Please return every line of the records below that holds the word "this".

══ DATASET EXTRACT

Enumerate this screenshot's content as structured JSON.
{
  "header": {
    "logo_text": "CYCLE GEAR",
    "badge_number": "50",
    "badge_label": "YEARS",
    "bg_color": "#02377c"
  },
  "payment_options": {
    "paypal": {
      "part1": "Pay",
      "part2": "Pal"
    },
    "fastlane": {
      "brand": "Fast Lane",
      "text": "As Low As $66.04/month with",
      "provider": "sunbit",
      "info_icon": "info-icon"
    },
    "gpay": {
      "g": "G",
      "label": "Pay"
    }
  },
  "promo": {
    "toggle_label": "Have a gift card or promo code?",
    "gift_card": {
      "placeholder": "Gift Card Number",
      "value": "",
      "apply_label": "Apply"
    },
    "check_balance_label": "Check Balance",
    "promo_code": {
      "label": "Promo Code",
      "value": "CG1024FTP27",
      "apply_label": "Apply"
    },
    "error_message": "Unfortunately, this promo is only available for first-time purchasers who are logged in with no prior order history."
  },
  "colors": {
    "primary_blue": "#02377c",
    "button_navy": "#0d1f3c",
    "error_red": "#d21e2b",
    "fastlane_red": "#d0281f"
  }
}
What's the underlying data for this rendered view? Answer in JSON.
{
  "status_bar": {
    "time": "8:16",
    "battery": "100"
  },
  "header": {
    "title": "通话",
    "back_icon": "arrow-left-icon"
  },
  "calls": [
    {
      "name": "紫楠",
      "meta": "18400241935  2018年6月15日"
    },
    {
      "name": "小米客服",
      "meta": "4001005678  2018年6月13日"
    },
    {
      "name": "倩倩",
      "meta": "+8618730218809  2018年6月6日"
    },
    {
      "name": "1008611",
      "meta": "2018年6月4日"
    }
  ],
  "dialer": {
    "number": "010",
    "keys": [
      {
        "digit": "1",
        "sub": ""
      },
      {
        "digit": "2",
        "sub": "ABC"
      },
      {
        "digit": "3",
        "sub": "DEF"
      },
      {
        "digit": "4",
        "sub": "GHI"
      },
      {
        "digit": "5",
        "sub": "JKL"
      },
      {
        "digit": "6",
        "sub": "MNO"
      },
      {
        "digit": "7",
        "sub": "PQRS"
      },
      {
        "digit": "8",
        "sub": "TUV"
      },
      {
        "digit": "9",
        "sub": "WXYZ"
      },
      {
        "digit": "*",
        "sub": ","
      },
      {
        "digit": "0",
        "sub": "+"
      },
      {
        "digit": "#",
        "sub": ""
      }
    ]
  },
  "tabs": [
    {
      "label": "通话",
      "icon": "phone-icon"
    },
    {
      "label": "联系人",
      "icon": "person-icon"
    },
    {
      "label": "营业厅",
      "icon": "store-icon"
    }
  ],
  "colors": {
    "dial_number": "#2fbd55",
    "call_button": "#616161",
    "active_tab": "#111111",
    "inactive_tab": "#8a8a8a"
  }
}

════

__ANSWER AREA__
Enumerate this screenshot's content as structured JSON.
    "error_message": "Unfortunately, this promo is only available for first-time purchasers who are logged in with no prior order history."
What's the underlying data for this rendered view? Answer in JSON.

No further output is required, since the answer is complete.